Exercise objective => With pictures omitted, output the records below exactly as they appear.

------ Data for this exercise ------

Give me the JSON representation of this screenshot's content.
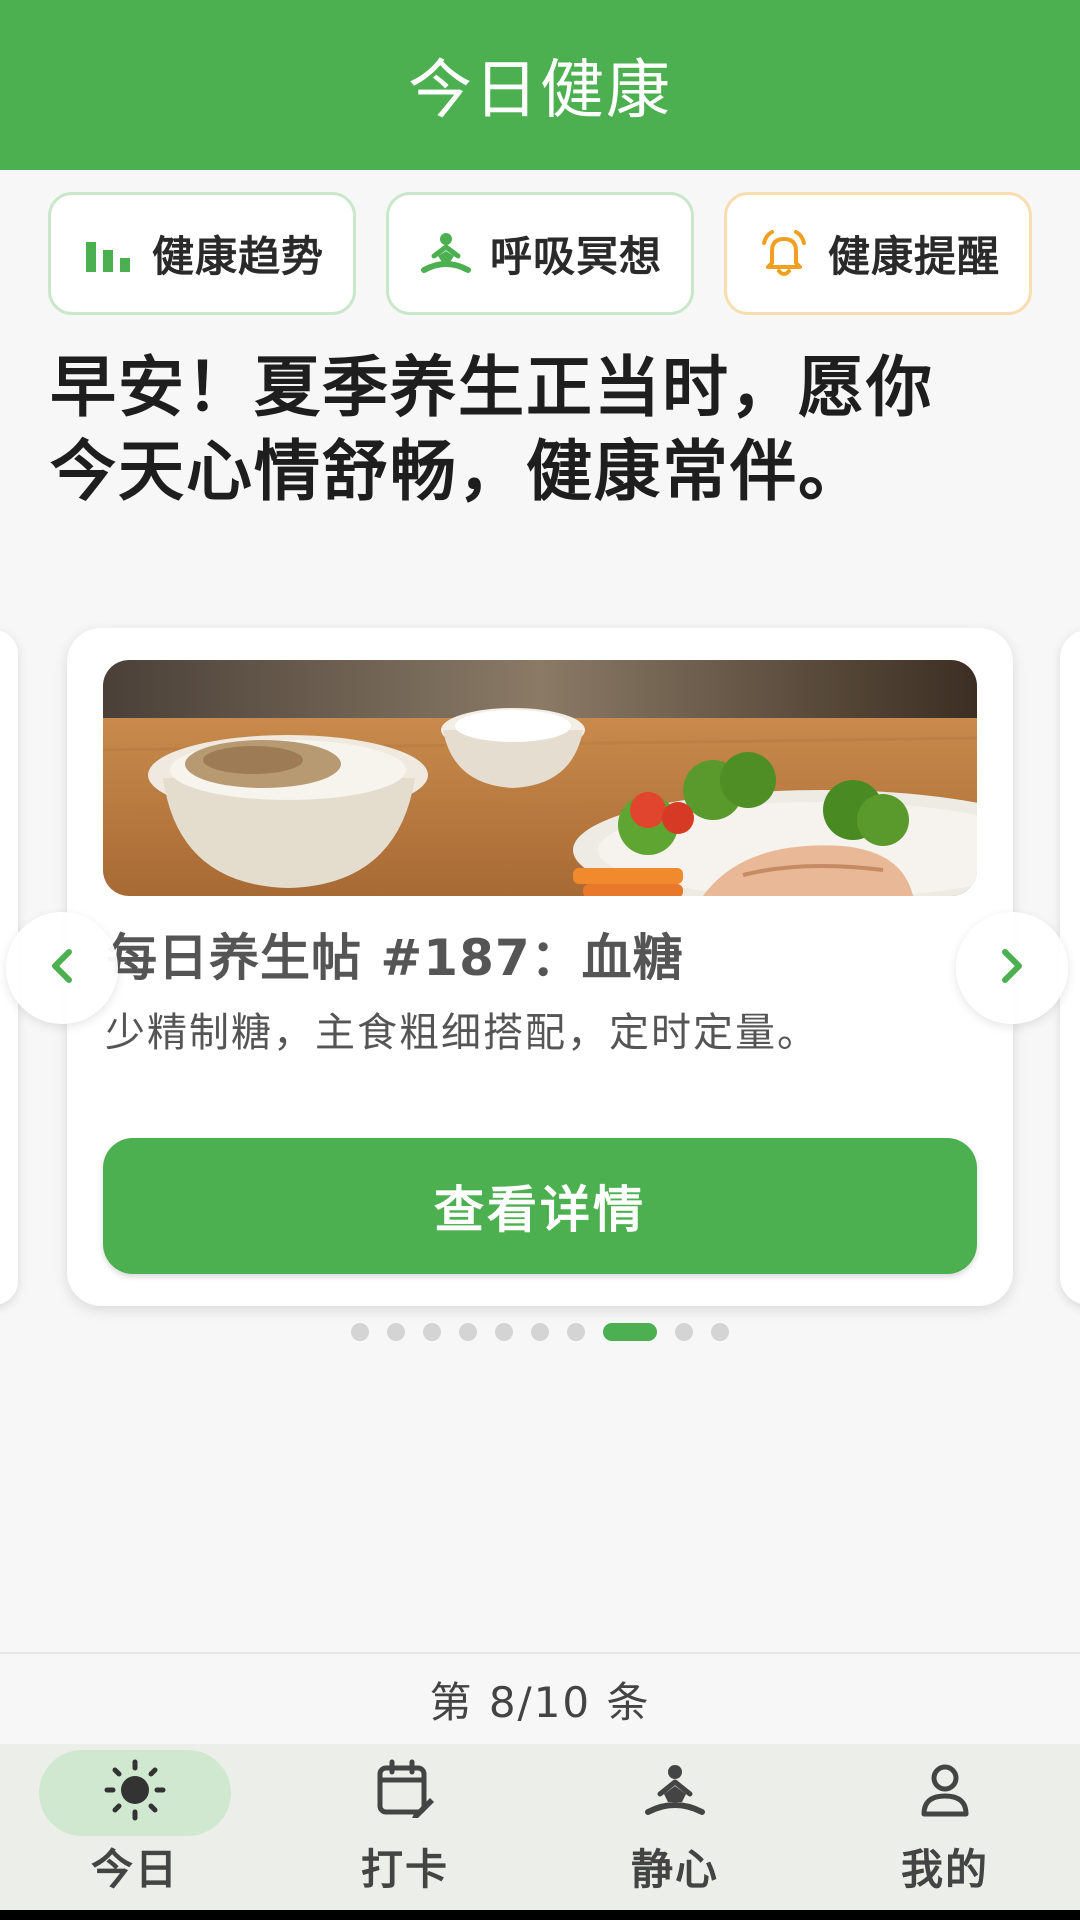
{
  "header": {
    "title": "今日健康"
  },
  "quick_actions": [
    {
      "label": "健康趋势",
      "icon": "bar-chart-icon",
      "color": "#4caf50"
    },
    {
      "label": "呼吸冥想",
      "icon": "meditation-icon",
      "color": "#4caf50"
    },
    {
      "label": "健康提醒",
      "icon": "bell-icon",
      "color": "#f0a020"
    }
  ],
  "greeting": "早安！夏季养生正当时，愿你今天心情舒畅，健康常伴。",
  "card": {
    "image": "healthy-meal-image",
    "title": "每日养生帖 #187：血糖",
    "description": "少精制糖，主食粗细搭配，定时定量。",
    "button_label": "查看详情"
  },
  "pagination": {
    "total": 10,
    "current": 8
  },
  "counter": "第 8/10 条",
  "bottom_nav": [
    {
      "label": "今日",
      "icon": "sun-icon",
      "active": true
    },
    {
      "label": "打卡",
      "icon": "calendar-check-icon",
      "active": false
    },
    {
      "label": "静心",
      "icon": "meditation-icon",
      "active": false
    },
    {
      "label": "我的",
      "icon": "user-icon",
      "active": false
    }
  ],
  "colors": {
    "primary": "#4caf50",
    "warning": "#f0a020",
    "background": "#f7f7f7"
  }
}
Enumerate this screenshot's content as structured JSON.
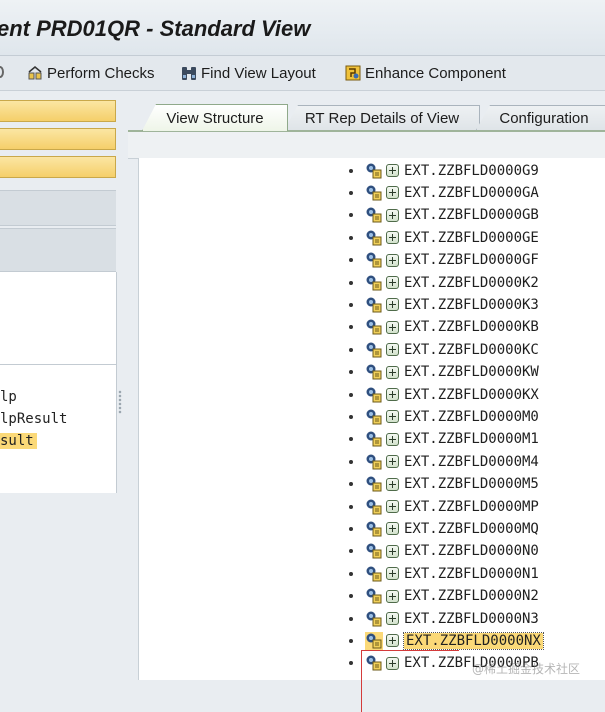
{
  "window": {
    "title": "ent PRD01QR - Standard View"
  },
  "toolbar": {
    "perform_checks": "Perform Checks",
    "find_view_layout": "Find View Layout",
    "enhance_component": "Enhance Component"
  },
  "left_pane": {
    "lines": [
      "lp",
      "lpResult",
      "sult"
    ]
  },
  "tabs": [
    "View Structure",
    "RT Rep Details of View",
    "Configuration"
  ],
  "tree": {
    "nodes": [
      "EXT.ZZBFLD0000G9",
      "EXT.ZZBFLD0000GA",
      "EXT.ZZBFLD0000GB",
      "EXT.ZZBFLD0000GE",
      "EXT.ZZBFLD0000GF",
      "EXT.ZZBFLD0000K2",
      "EXT.ZZBFLD0000K3",
      "EXT.ZZBFLD0000KB",
      "EXT.ZZBFLD0000KC",
      "EXT.ZZBFLD0000KW",
      "EXT.ZZBFLD0000KX",
      "EXT.ZZBFLD0000M0",
      "EXT.ZZBFLD0000M1",
      "EXT.ZZBFLD0000M4",
      "EXT.ZZBFLD0000M5",
      "EXT.ZZBFLD0000MP",
      "EXT.ZZBFLD0000MQ",
      "EXT.ZZBFLD0000N0",
      "EXT.ZZBFLD0000N1",
      "EXT.ZZBFLD0000N2",
      "EXT.ZZBFLD0000N3",
      "EXT.ZZBFLD0000NX",
      "EXT.ZZBFLD0000PB"
    ],
    "selected": "EXT.ZZBFLD0000NX"
  },
  "watermark": "@稀土掘金技术社区",
  "colors": {
    "highlight": "#fbd978",
    "active_tab": "#eef5e8",
    "redmark": "#d43b3b"
  },
  "icons": [
    "perform-checks-icon",
    "binoculars-icon",
    "enhance-component-icon",
    "view-node-icon",
    "expand-plus-icon"
  ]
}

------

Written solution =>
Give me the JSON representation of this screenshot's content.
{
  "header": {
    "title": "今日健康"
  },
  "quick_actions": [
    {
      "label": "健康趋势",
      "icon": "bar-chart-icon",
      "color": "#4caf50"
    },
    {
      "label": "呼吸冥想",
      "icon": "meditation-icon",
      "color": "#4caf50"
    },
    {
      "label": "健康提醒",
      "icon": "bell-icon",
      "color": "#f0a020"
    }
  ],
  "greeting": "早安！夏季养生正当时，愿你今天心情舒畅，健康常伴。",
  "card": {
    "image": "healthy-meal-image",
    "title": "每日养生帖 #187：血糖",
    "description": "少精制糖，主食粗细搭配，定时定量。",
    "button_label": "查看详情"
  },
  "pagination": {
    "total": 10,
    "current": 8
  },
  "counter": "第 8/10 条",
  "bottom_nav": [
    {
      "label": "今日",
      "icon": "sun-icon",
      "active": true
    },
    {
      "label": "打卡",
      "icon": "calendar-check-icon",
      "active": false
    },
    {
      "label": "静心",
      "icon": "meditation-icon",
      "active": false
    },
    {
      "label": "我的",
      "icon": "user-icon",
      "active": false
    }
  ],
  "colors": {
    "primary": "#4caf50",
    "warning": "#f0a020",
    "background": "#f7f7f7"
  }
}
Enumerate this screenshot's content as structured JSON.
{
  "window": {
    "title": "ent PRD01QR - Standard View"
  },
  "toolbar": {
    "perform_checks": "Perform Checks",
    "find_view_layout": "Find View Layout",
    "enhance_component": "Enhance Component"
  },
  "left_pane": {
    "lines": [
      "lp",
      "lpResult",
      "sult"
    ]
  },
  "tabs": [
    "View Structure",
    "RT Rep Details of View",
    "Configuration"
  ],
  "tree": {
    "nodes": [
      "EXT.ZZBFLD0000G9",
      "EXT.ZZBFLD0000GA",
      "EXT.ZZBFLD0000GB",
      "EXT.ZZBFLD0000GE",
      "EXT.ZZBFLD0000GF",
      "EXT.ZZBFLD0000K2",
      "EXT.ZZBFLD0000K3",
      "EXT.ZZBFLD0000KB",
      "EXT.ZZBFLD0000KC",
      "EXT.ZZBFLD0000KW",
      "EXT.ZZBFLD0000KX",
      "EXT.ZZBFLD0000M0",
      "EXT.ZZBFLD0000M1",
      "EXT.ZZBFLD0000M4",
      "EXT.ZZBFLD0000M5",
      "EXT.ZZBFLD0000MP",
      "EXT.ZZBFLD0000MQ",
      "EXT.ZZBFLD0000N0",
      "EXT.ZZBFLD0000N1",
      "EXT.ZZBFLD0000N2",
      "EXT.ZZBFLD0000N3",
      "EXT.ZZBFLD0000NX",
      "EXT.ZZBFLD0000PB"
    ],
    "selected": "EXT.ZZBFLD0000NX"
  },
  "watermark": "@稀土掘金技术社区",
  "colors": {
    "highlight": "#fbd978",
    "active_tab": "#eef5e8",
    "redmark": "#d43b3b"
  },
  "icons": [
    "perform-checks-icon",
    "binoculars-icon",
    "enhance-component-icon",
    "view-node-icon",
    "expand-plus-icon"
  ]
}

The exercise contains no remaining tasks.